**INFORMATION SHOWN**
..............................
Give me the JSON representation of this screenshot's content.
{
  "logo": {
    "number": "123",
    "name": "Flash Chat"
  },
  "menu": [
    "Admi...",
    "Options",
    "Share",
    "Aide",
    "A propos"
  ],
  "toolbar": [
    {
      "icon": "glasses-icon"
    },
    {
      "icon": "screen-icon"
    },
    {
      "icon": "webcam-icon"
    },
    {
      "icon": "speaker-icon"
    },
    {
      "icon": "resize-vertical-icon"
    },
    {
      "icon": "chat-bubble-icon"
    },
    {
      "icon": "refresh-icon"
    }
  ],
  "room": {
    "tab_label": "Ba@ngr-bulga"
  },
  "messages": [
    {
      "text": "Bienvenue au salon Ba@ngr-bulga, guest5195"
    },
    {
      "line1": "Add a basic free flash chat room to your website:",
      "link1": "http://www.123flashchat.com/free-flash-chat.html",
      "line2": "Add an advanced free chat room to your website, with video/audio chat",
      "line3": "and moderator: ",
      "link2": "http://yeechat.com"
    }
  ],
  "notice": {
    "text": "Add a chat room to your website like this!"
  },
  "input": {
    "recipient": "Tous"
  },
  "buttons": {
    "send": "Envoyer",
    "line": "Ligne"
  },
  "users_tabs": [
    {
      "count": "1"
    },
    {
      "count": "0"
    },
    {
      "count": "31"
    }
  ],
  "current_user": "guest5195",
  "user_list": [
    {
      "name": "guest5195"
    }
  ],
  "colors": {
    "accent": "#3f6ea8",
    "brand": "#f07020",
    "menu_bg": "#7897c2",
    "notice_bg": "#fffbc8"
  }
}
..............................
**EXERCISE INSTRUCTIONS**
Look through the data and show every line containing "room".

**SOLUTION BELOW**
  "room": {
      "line1": "Add a basic free flash chat room to your website:",
      "line2": "Add an advanced free chat room to your website, with video/audio chat",
    "text": "Add a chat room to your website like this!"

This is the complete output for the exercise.